So here is the part of the process that most customers don’t know about: most manufacturers and wholesale suppliers have not entered this world of proactive customer service. They are lingering in reactionary practices and they are resisting the lure of current customer service best practices. Some of them are resisting aggressively. Some of them are actually data black holes, sucking in information from nearby businesses where it will never be seen again. Maybe that’s why they are selling via wholesale rather than retail.

Let me give you an idea of what I’m talking about. We have a procedure we follow when we place an order, whether it’s a large stock order or a small drop-ship order. I constructed this procedure after placing orders with suppliers many times and not doing the steps I’m about to describe, and then having it bite me in the ass too many times. First, we send a Purchase Order with all of the necessary information — item numbers, costs, quantities, destination, etc. On the PO are two sentences:

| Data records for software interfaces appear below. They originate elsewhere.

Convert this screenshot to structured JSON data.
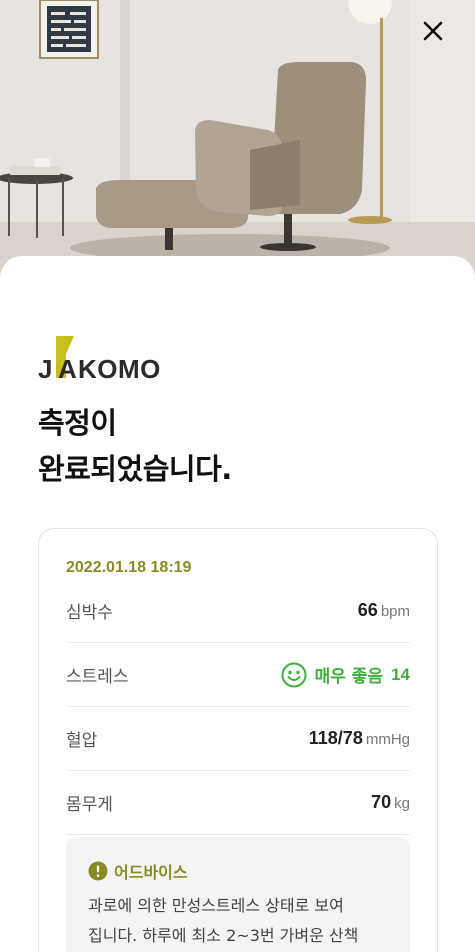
{
  "header": {
    "close_icon": "close-icon"
  },
  "brand": {
    "name": "JAKOMO",
    "accent_color": "#c8be1e"
  },
  "title": {
    "line1": "측정이",
    "line2": "완료되었습니다."
  },
  "result": {
    "datetime": "2022.01.18 18:19",
    "rows": [
      {
        "label": "심박수",
        "value": "66",
        "unit": "bpm"
      },
      {
        "label": "스트레스",
        "status_text": "매우 좋음",
        "value": "14",
        "icon": "smile-face-icon",
        "color": "#3fae3f"
      },
      {
        "label": "혈압",
        "value": "118/78",
        "unit": "mmHg"
      },
      {
        "label": "몸무게",
        "value": "70",
        "unit": "kg"
      }
    ]
  },
  "advice": {
    "title": "어드바이스",
    "icon": "exclamation-circle-icon",
    "line1": "과로에 의한 만성스트레스 상태로 보여",
    "line2": "집니다. 하루에 최소 2~3번 가벼운 산책"
  }
}
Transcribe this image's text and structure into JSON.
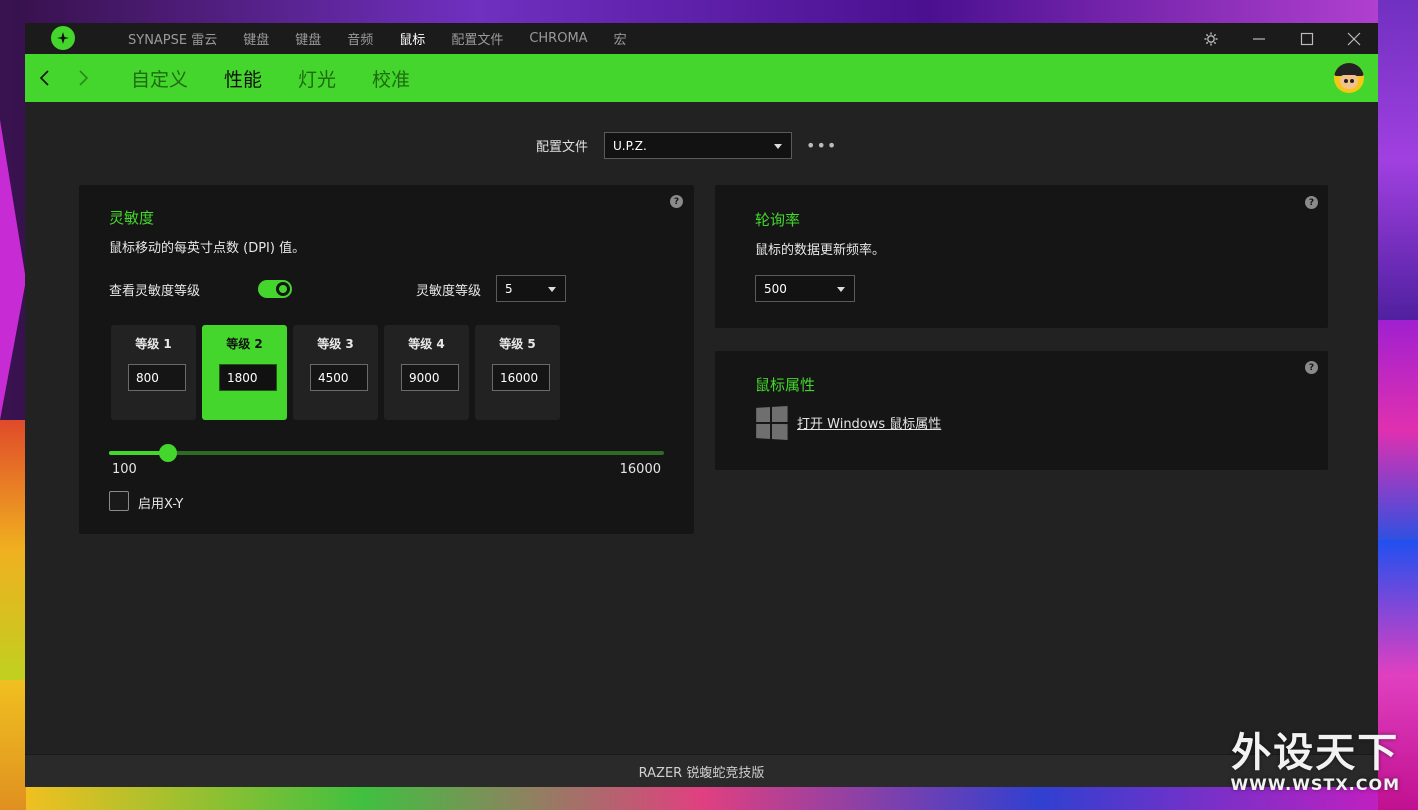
{
  "colors": {
    "accent": "#44d62c",
    "window_bg": "#222222",
    "panel_bg": "#151515"
  },
  "topnav": {
    "items": [
      {
        "label": "SYNAPSE 雷云"
      },
      {
        "label": "键盘"
      },
      {
        "label": "键盘"
      },
      {
        "label": "音频"
      },
      {
        "label": "鼠标",
        "active": true
      },
      {
        "label": "配置文件"
      },
      {
        "label": "CHROMA"
      },
      {
        "label": "宏"
      }
    ],
    "window_controls": [
      "settings-icon",
      "minimize-icon",
      "maximize-icon",
      "close-icon"
    ]
  },
  "subnav": {
    "tabs": [
      {
        "label": "自定义"
      },
      {
        "label": "性能",
        "active": true
      },
      {
        "label": "灯光"
      },
      {
        "label": "校准"
      }
    ]
  },
  "profile": {
    "label": "配置文件",
    "value": "U.P.Z.",
    "more": "•••"
  },
  "sensitivity": {
    "title": "灵敏度",
    "description": "鼠标移动的每英寸点数 (DPI) 值。",
    "stages_toggle_label": "查看灵敏度等级",
    "stages_toggle_on": true,
    "stage_count_label": "灵敏度等级",
    "stage_count_value": "5",
    "stages": [
      {
        "label": "等级 1",
        "value": "800"
      },
      {
        "label": "等级 2",
        "value": "1800",
        "active": true
      },
      {
        "label": "等级 3",
        "value": "4500"
      },
      {
        "label": "等级 4",
        "value": "9000"
      },
      {
        "label": "等级 5",
        "value": "16000"
      }
    ],
    "slider": {
      "min": "100",
      "max": "16000",
      "value": 1800
    },
    "xy_label": "启用X-Y",
    "xy_enabled": false,
    "help": "?"
  },
  "polling": {
    "title": "轮询率",
    "description": "鼠标的数据更新频率。",
    "value": "500",
    "help": "?"
  },
  "mouse_props": {
    "title": "鼠标属性",
    "link": "打开 Windows 鼠标属性",
    "help": "?"
  },
  "footer": {
    "device": "RAZER 锐蝮蛇竞技版"
  },
  "watermark": {
    "big": "外设天下",
    "small": "WWW.WSTX.COM"
  }
}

“Please confirm receipt of PO with tracking number or estimated ship date.

Please forward tracking number after order ships.”

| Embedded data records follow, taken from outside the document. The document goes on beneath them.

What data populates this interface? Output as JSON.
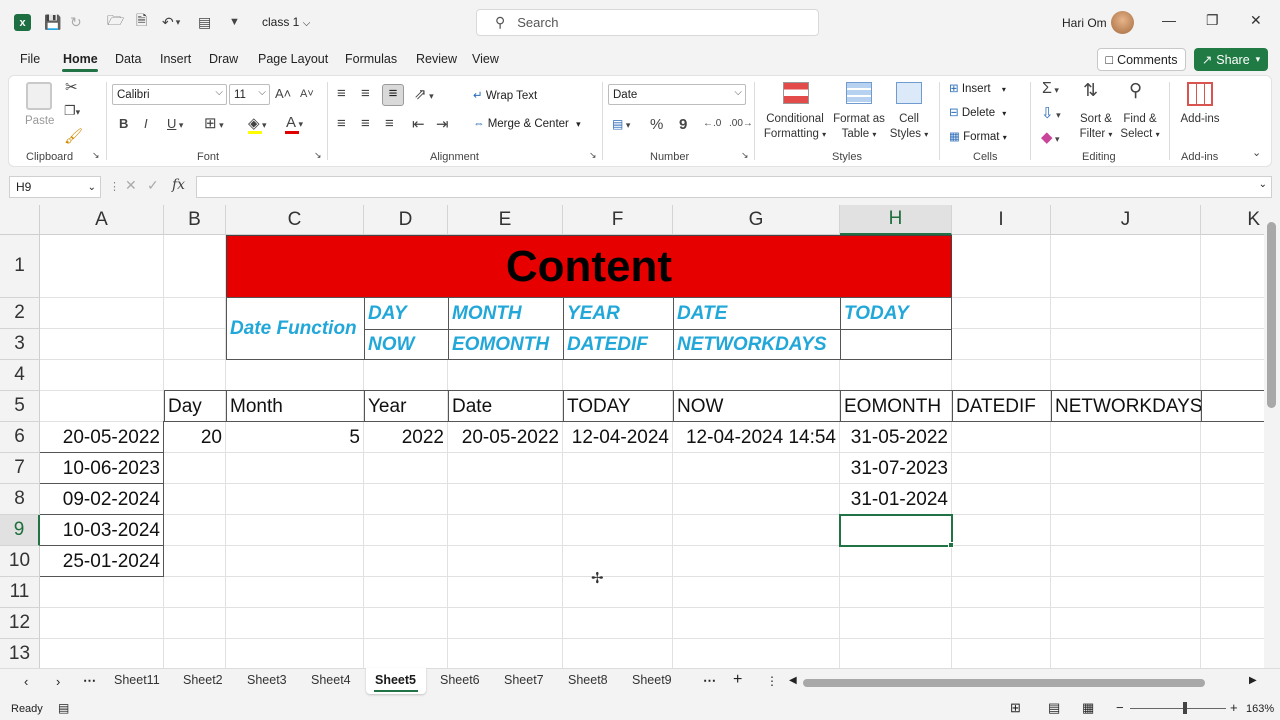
{
  "app": {
    "filename": "class 1",
    "search_placeholder": "Search",
    "user": "Hari Om"
  },
  "menu": [
    "File",
    "Home",
    "Data",
    "Insert",
    "Draw",
    "Page Layout",
    "Formulas",
    "Review",
    "View"
  ],
  "topright": {
    "comments": "Comments",
    "share": "Share"
  },
  "ribbon": {
    "clipboard": {
      "paste": "Paste",
      "label": "Clipboard"
    },
    "font": {
      "name": "Calibri",
      "size": "11",
      "label": "Font",
      "bold": "B",
      "italic": "I",
      "underline": "U"
    },
    "alignment": {
      "wrap": "Wrap Text",
      "merge": "Merge & Center",
      "label": "Alignment"
    },
    "number": {
      "format": "Date",
      "label": "Number",
      "percent": "%",
      "comma": "9"
    },
    "styles": {
      "conditional": [
        "Conditional",
        "Formatting"
      ],
      "format_table": [
        "Format as",
        "Table"
      ],
      "cell_styles": [
        "Cell",
        "Styles"
      ],
      "label": "Styles"
    },
    "cells": {
      "insert": "Insert",
      "delete": "Delete",
      "format": "Format",
      "label": "Cells"
    },
    "editing": {
      "sort": [
        "Sort &",
        "Filter"
      ],
      "find": [
        "Find &",
        "Select"
      ],
      "label": "Editing"
    },
    "addins": {
      "btn": "Add-ins",
      "label": "Add-ins"
    }
  },
  "formula_bar": {
    "namebox": "H9",
    "fx": "fx",
    "value": ""
  },
  "columns": [
    "A",
    "B",
    "C",
    "D",
    "E",
    "F",
    "G",
    "H",
    "I",
    "J",
    "K"
  ],
  "rows": [
    "1",
    "2",
    "3",
    "4",
    "5",
    "6",
    "7",
    "8",
    "9",
    "10",
    "11",
    "12",
    "13"
  ],
  "sheet": {
    "banner": "Content",
    "date_function": "Date Function",
    "functions_row2": [
      "DAY",
      "MONTH",
      "YEAR",
      "DATE",
      "TODAY"
    ],
    "functions_row3": [
      "NOW",
      "EOMONTH",
      "DATEDIF",
      "NETWORKDAYS"
    ],
    "headers": [
      "Day",
      "Month",
      "Year",
      "Date",
      "TODAY",
      "NOW",
      "EOMONTH",
      "DATEDIF",
      "NETWORKDAYS"
    ],
    "dates": [
      "20-05-2022",
      "10-06-2023",
      "09-02-2024",
      "10-03-2024",
      "25-01-2024"
    ],
    "row6": {
      "day": "20",
      "month": "5",
      "year": "2022",
      "date": "20-05-2022",
      "today": "12-04-2024",
      "now": "12-04-2024 14:54"
    },
    "eomonth": [
      "31-05-2022",
      "31-07-2023",
      "31-01-2024"
    ]
  },
  "sheet_tabs": [
    "Sheet11",
    "Sheet2",
    "Sheet3",
    "Sheet4",
    "Sheet5",
    "Sheet6",
    "Sheet7",
    "Sheet8",
    "Sheet9"
  ],
  "active_sheet": "Sheet5",
  "status": {
    "ready": "Ready",
    "zoom": "163%"
  }
}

Why would you have to include these two sentences, you ask? Wouldn’t they just proactively provide this information, as we do to our customers? Well, I’m not going to say it doesn’t happen. We have a few suppliers who follow these instructions consistently and may they be blessed with eternal happiness and perfect health. I love them. Without them I would be utterly hopeless that it could happen at all. Most suppliers will confirm receipt of a PO usually within a few hours of receiving it. If we do not receive a confirmation within 24 hours we send the PO a second time asking if it was received, and we continue to do that, although at a certain point we start calling until we get an answer or consider getting on a plane to visit the warehouse in-person to verify that our order has been received.

Once we have a confirmation, we start asking for a projected ship date. Some suppliers will include this in the confirmation as requested, and many have learned to do so because they got tired of me asking after they confirmed with no projected ship date. If the ship dates comes and goes and we have not received a tracking number, we start asking for that. And again, we continue to hound until we have the prey in our grasp.

So you can see this is an arduous process sometimes. I call it “babysitting the vendor.” It’s a reality of our business. You can’t afford to relax, because the customer deserves the best service you can provide and accurate information. I’ve said this before: accurate and timely information is one of the most important commodities we provide. If you walk into a store and buy something, you know what you paid, and you have it with you when you leave. If you order something over the phone or via the web, you need to know what you’re paying and when you’ll get it. Similarly, we need to know the same thing from our supplier. Unfortunately, there are limited sources for items (and these sources apparently know that), so if we don’t get it, we’re stuck. If you order something from us and we fall short in our customer service, you might be able to buy the same thing somewhere else. We don’t always have that luxury, so we are hostage to the level of service provided by the supplier. It used to frustrate me that I had to go through so many steps to get information that a supplier should have been offering to me before I asked for it, but after multiple therapy sessions and a few brushes with death, I’ve accepted it for what it is. I’ve kind of taken it upon myself to help to draw these operations into the 21st century by relentlessly hounding them for the information I require to be competitive in our market, and I have everlasting hope that I will groom individuals at these various companies to learn how to provide quality customer service proactively before they leave for greener pastures and I have to train their replacements.

It keeps me busy, and I like being busy.

Have a safe and profitable week.

Nick Kemper